The internet changed in October 2016. That month, mobile web usage overtook desktop web usage for the first time (although there are those who say the turning point was much earlier). Over sixty percent of Millennials use a smartphone as their primary device for accessing the internet, it has been reported, and that percentage has probably gone up even higher since. It’s clear that if you have a website, it must be mobile friendly.
In April 2015, Google announced that it would consider mobile friendliness as a factor in website ranking results. There are two different opinions how to make sure you have a mobile friendly site. One school of thought is to create a separate, mobile version of your existing site. The opposing, more widely accepted view is not to make a separate website, but rather to adapt your existing site.
Adapting your existing website to the mobile era is not an expensive process – you don’t have to raise +capital or win the EuroMillions lottery to be able to afford the changeover. Even so, it would be wise to have a skilled developer on board to make sure you are going in the right direction.
The starting point is that you must employ responsive web design (RWD) to make sure your visitors have an easy time reading and navigating your website. A responsive website is one that adapts itself based on the device that the visitors are using.
Font size. Visitors to your website should be able to read the content without the need to zoom in. Make sure to use user-friendly, standard fonts set for maximum legibility. Developers will know that configuring a viewport for your web pages will ensure that fonts are scaled properly on various devices. The base font size, according to Google’s recommendations, should be 16 CSS pixels.
Images. Images should be of high resolution. If you set a preferred width for your images on a website, they will be too wide for display on a mobile device and therefore you should set image widths to 100%.
Links.

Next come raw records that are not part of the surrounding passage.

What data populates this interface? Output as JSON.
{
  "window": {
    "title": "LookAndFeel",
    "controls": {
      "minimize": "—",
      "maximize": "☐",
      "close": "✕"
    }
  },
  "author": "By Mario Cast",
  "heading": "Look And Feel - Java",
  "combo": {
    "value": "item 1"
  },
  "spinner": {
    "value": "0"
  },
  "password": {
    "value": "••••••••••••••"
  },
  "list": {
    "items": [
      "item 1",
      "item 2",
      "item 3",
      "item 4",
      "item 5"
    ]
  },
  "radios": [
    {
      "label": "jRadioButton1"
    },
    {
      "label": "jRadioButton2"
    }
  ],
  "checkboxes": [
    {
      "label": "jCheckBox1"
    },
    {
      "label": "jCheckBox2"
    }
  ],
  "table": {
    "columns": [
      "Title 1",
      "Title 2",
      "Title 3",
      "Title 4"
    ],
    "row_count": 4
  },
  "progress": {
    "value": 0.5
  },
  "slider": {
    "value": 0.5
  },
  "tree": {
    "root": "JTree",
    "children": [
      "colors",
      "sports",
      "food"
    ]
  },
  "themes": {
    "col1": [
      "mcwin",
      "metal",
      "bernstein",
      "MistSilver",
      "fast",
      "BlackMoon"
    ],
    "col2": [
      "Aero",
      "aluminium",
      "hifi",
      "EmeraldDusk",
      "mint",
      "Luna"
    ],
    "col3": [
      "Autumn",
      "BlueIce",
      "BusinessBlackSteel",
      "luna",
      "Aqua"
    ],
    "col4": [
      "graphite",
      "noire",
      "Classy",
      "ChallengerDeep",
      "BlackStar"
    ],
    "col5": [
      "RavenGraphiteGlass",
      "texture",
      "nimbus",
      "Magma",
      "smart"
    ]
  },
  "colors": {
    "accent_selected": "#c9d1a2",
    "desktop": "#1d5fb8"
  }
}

Place links far enough apart so that readers won’t have a problem clicking on the one they want. The same goes for clickable buttons.
Flash – don’t use it. Most mobile web browsers are not configured to render software such as Flash. Google recommends that you design your website, including content and animation, using “modern web technologies” which apparently do not include Flash.
Optimize the code. Even if you don’t have the time or money to rebuild your website from scratch for the mobile era, there are certain tweaks that can be made to existing code that will improve user experience. These tweaks include, but are not limited to, adjusting form input attributes, using word wrap to ensure readability of long texts such as account numbers and URLs, careful usage of extra spaces, and avoiding fixed positioning for headers or sidebars.
After following the above mentioned steps, you will want to check if your website is really mobile friendly. Google offers a simple mobile-friendly test that can determine how easily a visitor can see a website page on a mobile device. All you have to do is list your URL and the tool will analyse your page to check its compatibility to the mobile internet era.